USPRO Road Race Championships
For most Labor day weekend marks the end of the summer, the last chance to go on a trip with the family and kick back and relax. For us American cyclist it lets us know that the end of the road racing season is upon us, but of course not without one of the toughest races to decided who is just the best American road racer.
Last year was the first year that the USPRO road champion was crowned somewhere else other then Philly in many years with the race taken place in Greenville, South Carolina on course that included 5 ascents up Paris Mountain. Not only was it at a different venue it was now closed to foreigners and only open to American citizens changing the dynamics completely.
This year there was a bit of change to the course which included 3 small circuits at the start on and only 4 ascents up Paris Mountain, not to mention the start list was bit shorter with only 108 riders deciding to partake in the grueling challenge.
Right from the beginning the race was fast and attacks were going. The field was stretched out on the twisting and tight open circuits and some small gaps even formed before the eventual early break went up the road. You can read about most of the details on cycling news who break it up pretty good, but here is what I saw.
The first, second, and third time I was in great position, thanks to my teammate Clayton who basically lead me out to climb and I was in the top 5 all three times. There is nobody in the peloton better to ride behind, and I made a few riders jealous of my teammate. The second time heading towards the climb Im sitting on Clayton's wheel and Baldwin looks over at me and goes "He's like a semi-truck, I wish he was on my team." Haha, he's on my team. Thanks Clayton.
It felt good riding right behind Levi those times, well of course that was till the third time when he attacked and you know what hit the fan.
We had a decent pace going as was and then like a motorcycle trying to get out of the way and up the road Levi took off with Baldwin on his wheel and I never saw him again. My jaw just dropped as he took off, of course it didn't drop that far as it was already basically on the stem. From there the pace of the race picked up and hardly let up.
The last ascent up Paris Mountain wasn't killer at the beginning, but picked up towards the end and once again another selection was being made as guys from the early break and those who had bridged up to Levi where all coming back one by one as the rest of us where trying to go forward.

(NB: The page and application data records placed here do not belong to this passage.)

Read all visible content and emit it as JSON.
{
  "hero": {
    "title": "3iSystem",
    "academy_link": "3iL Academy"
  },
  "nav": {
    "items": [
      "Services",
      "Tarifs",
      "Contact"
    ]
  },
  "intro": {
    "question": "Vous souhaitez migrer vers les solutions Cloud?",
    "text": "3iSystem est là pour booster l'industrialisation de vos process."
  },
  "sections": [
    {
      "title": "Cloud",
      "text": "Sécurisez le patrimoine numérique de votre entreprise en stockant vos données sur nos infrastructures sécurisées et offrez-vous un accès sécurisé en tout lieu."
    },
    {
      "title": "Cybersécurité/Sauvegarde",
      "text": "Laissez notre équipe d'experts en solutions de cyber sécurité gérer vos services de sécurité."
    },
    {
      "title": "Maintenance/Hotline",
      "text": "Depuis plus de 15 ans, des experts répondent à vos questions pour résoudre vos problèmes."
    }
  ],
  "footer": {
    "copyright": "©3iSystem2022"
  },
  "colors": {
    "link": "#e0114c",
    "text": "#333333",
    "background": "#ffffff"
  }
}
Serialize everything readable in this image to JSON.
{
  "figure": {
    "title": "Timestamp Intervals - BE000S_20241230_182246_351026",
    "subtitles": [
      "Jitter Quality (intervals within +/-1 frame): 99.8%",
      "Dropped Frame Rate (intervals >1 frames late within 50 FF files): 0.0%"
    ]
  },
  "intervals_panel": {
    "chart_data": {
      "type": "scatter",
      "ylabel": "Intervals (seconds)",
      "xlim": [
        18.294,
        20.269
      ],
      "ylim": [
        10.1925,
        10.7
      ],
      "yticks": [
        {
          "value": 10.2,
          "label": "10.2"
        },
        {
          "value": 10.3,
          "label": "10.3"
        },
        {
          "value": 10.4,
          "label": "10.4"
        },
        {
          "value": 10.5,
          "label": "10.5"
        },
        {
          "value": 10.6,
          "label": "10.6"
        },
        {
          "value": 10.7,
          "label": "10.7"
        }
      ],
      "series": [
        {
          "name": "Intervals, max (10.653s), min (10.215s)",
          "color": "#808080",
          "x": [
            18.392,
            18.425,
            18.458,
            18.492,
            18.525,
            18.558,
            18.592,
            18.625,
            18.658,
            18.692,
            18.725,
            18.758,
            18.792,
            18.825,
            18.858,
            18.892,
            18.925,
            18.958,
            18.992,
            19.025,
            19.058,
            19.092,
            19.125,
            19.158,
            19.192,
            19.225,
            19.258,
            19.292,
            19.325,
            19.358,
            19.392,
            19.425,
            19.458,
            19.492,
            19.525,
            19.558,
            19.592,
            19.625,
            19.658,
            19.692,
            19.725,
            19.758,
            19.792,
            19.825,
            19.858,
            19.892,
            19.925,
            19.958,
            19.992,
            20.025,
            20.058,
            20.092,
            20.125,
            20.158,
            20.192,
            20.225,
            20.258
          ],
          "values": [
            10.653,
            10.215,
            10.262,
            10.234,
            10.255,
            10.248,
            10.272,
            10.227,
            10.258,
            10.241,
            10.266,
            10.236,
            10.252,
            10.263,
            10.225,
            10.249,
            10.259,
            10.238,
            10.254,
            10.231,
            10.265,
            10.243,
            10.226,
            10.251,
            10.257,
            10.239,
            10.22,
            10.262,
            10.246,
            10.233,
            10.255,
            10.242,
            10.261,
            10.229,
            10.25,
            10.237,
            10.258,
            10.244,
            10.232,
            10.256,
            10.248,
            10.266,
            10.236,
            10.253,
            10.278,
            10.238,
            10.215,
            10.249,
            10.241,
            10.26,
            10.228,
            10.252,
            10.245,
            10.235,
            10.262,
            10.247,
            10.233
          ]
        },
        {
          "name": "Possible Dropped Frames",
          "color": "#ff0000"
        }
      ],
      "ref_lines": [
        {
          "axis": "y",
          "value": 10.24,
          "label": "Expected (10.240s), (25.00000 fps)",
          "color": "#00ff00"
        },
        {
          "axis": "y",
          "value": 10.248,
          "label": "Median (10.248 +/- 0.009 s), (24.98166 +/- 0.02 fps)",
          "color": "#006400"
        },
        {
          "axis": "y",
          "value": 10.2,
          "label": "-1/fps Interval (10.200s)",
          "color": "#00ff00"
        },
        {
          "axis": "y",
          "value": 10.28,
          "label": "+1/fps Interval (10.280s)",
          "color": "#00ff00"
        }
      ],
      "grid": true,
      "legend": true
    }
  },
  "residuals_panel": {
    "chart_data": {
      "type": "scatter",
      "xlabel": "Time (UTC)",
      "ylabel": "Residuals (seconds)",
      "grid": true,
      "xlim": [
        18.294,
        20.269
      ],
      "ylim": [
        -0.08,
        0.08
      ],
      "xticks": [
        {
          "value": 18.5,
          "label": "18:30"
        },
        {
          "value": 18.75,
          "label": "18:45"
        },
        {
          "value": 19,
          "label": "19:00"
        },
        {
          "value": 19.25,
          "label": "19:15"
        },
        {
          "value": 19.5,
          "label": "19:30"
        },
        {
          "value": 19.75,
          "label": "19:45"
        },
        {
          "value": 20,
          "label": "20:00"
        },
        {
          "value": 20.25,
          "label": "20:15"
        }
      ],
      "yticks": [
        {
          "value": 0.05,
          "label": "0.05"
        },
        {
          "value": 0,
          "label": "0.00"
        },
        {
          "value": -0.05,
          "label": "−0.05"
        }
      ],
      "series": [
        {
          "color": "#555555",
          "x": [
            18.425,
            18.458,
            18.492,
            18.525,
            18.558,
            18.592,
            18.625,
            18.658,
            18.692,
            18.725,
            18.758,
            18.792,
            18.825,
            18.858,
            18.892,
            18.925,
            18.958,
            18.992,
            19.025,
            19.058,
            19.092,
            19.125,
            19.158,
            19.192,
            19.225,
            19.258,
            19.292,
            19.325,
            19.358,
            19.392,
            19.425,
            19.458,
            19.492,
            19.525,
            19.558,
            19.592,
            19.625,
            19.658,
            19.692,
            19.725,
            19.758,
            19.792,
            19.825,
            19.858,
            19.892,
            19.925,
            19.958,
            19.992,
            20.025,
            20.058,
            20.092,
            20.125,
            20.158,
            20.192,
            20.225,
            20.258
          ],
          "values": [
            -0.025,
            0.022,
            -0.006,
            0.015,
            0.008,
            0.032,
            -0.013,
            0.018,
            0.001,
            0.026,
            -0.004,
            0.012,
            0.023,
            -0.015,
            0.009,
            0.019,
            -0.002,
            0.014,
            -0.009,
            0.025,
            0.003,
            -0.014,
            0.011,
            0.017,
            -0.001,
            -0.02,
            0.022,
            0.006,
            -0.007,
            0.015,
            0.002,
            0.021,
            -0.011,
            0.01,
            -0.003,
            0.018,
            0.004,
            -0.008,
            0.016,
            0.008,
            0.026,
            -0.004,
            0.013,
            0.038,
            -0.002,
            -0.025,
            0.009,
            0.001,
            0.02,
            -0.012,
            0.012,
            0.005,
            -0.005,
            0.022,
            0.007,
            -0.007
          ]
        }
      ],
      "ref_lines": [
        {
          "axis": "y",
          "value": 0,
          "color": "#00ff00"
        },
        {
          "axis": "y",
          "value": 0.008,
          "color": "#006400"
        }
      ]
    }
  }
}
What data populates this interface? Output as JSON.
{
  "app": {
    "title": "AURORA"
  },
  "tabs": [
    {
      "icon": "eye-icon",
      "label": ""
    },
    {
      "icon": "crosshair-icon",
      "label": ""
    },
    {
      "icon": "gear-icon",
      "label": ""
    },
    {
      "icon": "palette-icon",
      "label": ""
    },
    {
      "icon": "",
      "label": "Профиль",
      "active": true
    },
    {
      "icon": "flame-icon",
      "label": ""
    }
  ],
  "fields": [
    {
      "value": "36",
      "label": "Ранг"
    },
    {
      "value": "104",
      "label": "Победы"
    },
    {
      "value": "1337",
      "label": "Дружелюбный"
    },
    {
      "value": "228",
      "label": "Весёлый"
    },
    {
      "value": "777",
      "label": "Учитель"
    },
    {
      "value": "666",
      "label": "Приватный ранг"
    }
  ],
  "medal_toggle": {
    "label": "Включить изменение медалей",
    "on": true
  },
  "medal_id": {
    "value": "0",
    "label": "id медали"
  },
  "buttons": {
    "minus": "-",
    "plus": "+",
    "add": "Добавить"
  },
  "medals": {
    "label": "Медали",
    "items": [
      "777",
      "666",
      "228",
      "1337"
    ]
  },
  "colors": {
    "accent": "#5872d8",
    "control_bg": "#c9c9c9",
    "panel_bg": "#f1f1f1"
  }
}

It soon enough came all back together, of course without Levi and it was a very nerve racking last few miles. Guys were attacking, some would bridge, some tried to catch the easy ride because fatigue was setting in. It was tough, and to be honest I wasn't feeling that great. With two finishing circuits to go my fate became apparent when I got tangled up with someone and broke some spokes in my rear wheel and had to get a change. I managed to get back up with the second group, but wouldn't have a chance or be able to see the front group again. I guess I'm just lucky I was able to get back up to that group, but the adrenaline was flowing and I actually felt like I got a second wind in after the wheel change. I ended up sprinting in for 17th.
I can't complain at all with my result, but once you get that close to an even better position you really want more. So some more hard work and another season of racing before next year and hopefully I can improve on it.
So just some riding and back to helping out the Marian College team as they prepare for Track Nationals. They all have been working very hard. I seen them basically kill themselves as they competed against each other in a 15 lap scratch race the other day. Also I heard some of them killed it the other day in some timed events. It must be all the coaching I've been doing. Racing wise next will be the Priority Health Crit in Grand Rapids followed by the Tour of Missouri with the National Team. So as quickly as the season is almost over there is still plenty of hard racing to come.
Thanks for reading,